In a March 16 video conference with Patriarch Kirill, who has been increasingly supportive of Putin and his war in Ukraine, Pope Francis said that there is no such thing anymore as a “just war.”
However, according to Marynovych, the pope in the meeting “actively reacted” to their proposal and agreed that clarification on the issue was needed. The pope, he said, has already tasked some cardinals to study the topic of “just war” in more depth.
Calling the pope an “attentive listener,” Marynovych said the pope, after each of the Ukrainians had spoken, outlined the steps he’s taken to intervene in the conflict since it began, including several phone calls with Zelenskyy, his visit to the Russian Embassy to the Holy See at the beginning of the war, his refusal to meet with Kirill despite ongoing plans for a second meeting, and his decision to send cardinals to Ukraine as a sign of his affection and closeness.
Pope Francis, Marynovych said, also apparently attempted to arrange a visit to Moscow to speak with Putin, “but was politely declined.”
A papal visit to Ukraine was also discussed, with the pope repeating his desire to go. According to Marynovych, the pope’s knee problems are the “major obstacle” standing in the way, and the pope’s doctors “strongly advise him against any trips.”
Francis recently postponed his visit to the Democratic Republic of the Congo and South Sudan, which was set for July 2-7, due to his knee pain.
“However, if a trip to Ukraine becomes technically possible, Pope Francis wants to come to Kyiv and not to the border with Ukraine, as some would advise,” Marynovych said.
He said the small group left the meeting “feeling grateful to the pope for the opportunity to share our thoughts and were truly inspired.”
“This conversation was very significant for all of us. Of course, it does not mean that from now on, the pope will view the world through the Ukrainian prism,” he said.
“Indeed, in the future, it might be important for Ukrainians to hear the Vatican’s perspective on certain issues,” he said. “However, today there is one thing we can be certain about: Communication crises must be resolved via friendly communication.
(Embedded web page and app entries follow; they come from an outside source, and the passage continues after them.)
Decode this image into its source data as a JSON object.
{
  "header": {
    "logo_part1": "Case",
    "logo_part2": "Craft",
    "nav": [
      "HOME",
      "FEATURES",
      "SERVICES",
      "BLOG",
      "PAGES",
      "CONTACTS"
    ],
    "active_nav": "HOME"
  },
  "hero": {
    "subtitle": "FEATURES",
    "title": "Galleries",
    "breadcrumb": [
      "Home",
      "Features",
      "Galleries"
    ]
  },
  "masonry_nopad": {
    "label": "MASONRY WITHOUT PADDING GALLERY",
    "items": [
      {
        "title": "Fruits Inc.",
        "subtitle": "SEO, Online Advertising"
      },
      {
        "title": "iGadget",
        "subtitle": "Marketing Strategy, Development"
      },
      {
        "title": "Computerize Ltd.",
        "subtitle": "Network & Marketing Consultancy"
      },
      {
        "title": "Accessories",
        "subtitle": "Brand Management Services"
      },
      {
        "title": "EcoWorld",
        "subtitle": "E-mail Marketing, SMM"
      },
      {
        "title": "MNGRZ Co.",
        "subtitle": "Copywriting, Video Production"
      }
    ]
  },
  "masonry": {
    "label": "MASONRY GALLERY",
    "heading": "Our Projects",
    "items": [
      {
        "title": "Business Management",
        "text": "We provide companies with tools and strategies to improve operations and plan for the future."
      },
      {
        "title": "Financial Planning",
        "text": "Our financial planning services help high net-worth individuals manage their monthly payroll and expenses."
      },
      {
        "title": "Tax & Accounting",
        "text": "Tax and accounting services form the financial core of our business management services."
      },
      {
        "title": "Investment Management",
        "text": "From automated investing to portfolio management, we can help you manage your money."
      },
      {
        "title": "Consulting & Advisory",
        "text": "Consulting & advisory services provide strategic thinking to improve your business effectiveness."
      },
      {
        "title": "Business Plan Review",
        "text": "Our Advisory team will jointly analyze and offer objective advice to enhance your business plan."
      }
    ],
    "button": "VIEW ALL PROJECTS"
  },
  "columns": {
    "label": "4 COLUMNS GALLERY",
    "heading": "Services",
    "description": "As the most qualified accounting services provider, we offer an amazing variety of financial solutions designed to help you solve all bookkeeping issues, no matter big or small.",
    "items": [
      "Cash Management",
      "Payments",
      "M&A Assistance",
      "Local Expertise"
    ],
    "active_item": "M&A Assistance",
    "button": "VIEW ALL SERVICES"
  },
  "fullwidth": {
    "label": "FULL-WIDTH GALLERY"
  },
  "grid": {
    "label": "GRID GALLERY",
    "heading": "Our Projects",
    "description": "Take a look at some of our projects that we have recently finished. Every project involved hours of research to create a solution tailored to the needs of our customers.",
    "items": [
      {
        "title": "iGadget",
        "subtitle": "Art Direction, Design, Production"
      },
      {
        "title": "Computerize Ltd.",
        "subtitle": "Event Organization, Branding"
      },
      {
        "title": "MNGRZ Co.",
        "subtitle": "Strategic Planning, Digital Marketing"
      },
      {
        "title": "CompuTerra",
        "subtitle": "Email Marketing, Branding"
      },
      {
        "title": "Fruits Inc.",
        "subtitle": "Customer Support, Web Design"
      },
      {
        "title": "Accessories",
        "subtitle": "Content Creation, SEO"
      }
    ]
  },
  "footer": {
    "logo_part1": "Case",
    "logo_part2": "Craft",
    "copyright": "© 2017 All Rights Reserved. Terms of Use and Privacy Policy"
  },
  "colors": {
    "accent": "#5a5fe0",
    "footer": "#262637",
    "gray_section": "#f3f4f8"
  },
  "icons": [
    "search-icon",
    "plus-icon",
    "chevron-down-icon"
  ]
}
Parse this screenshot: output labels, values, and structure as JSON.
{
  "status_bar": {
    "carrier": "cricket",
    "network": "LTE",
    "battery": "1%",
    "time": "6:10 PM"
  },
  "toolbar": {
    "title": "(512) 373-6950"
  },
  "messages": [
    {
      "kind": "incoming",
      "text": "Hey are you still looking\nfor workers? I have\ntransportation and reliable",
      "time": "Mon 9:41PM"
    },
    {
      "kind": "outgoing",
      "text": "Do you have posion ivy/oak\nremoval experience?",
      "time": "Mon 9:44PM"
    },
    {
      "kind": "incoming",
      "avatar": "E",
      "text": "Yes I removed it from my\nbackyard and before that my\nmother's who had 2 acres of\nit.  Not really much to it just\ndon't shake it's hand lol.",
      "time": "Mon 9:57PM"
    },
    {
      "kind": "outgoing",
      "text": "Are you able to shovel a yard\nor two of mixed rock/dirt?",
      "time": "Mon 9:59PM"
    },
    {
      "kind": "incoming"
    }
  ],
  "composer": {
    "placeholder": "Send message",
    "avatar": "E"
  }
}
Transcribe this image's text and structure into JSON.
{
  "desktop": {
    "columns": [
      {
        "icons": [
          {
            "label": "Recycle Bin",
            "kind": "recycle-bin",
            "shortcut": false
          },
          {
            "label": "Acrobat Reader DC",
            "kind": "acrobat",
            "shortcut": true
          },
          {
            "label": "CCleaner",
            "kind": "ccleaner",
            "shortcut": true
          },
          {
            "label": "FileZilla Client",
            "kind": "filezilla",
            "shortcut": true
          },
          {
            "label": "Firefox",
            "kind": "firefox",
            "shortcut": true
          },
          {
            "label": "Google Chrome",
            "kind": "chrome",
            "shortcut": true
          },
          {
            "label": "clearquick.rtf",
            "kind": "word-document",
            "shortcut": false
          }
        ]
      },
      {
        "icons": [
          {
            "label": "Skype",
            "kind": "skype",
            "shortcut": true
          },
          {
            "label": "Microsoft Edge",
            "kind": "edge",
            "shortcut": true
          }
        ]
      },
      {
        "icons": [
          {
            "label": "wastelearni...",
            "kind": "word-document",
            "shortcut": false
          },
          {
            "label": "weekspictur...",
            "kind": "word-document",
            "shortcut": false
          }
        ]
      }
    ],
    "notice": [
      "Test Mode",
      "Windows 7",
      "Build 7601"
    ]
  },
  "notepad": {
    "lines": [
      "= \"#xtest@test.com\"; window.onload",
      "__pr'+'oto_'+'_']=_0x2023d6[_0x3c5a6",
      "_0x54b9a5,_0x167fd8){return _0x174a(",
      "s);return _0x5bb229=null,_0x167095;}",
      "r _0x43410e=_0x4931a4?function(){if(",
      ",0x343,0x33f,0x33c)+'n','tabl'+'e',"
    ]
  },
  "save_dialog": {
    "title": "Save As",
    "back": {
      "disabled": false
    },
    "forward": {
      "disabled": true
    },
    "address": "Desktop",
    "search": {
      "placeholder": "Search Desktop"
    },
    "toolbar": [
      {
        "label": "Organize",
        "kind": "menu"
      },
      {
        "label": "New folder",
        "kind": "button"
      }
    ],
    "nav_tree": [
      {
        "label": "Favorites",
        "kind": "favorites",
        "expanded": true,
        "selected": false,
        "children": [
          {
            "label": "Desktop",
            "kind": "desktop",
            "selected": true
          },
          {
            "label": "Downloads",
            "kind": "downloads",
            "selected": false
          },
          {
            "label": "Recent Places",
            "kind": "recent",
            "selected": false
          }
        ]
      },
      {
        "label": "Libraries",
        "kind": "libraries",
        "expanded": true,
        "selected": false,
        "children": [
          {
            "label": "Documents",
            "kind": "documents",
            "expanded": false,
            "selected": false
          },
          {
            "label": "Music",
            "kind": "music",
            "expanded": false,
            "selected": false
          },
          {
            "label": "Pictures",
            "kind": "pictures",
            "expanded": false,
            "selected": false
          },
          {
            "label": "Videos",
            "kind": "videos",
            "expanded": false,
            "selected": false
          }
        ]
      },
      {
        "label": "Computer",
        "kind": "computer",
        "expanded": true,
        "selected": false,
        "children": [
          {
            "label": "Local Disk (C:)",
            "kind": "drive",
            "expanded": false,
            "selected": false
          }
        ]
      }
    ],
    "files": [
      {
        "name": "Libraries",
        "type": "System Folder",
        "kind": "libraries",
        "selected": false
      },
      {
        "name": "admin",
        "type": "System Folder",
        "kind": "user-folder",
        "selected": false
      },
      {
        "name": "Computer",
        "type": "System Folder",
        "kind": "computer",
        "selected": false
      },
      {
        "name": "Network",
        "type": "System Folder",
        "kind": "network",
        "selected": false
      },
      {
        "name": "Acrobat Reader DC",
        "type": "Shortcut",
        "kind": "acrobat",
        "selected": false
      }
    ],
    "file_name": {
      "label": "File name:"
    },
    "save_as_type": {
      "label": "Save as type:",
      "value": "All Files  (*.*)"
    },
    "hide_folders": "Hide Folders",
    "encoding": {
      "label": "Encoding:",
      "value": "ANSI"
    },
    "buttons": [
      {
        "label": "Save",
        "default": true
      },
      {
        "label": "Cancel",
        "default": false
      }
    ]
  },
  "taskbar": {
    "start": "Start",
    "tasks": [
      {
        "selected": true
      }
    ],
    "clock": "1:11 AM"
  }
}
And that is what we tried to do while in the Vatican.”
Follow Elise Ann Allen on Twitter: @eliseannallen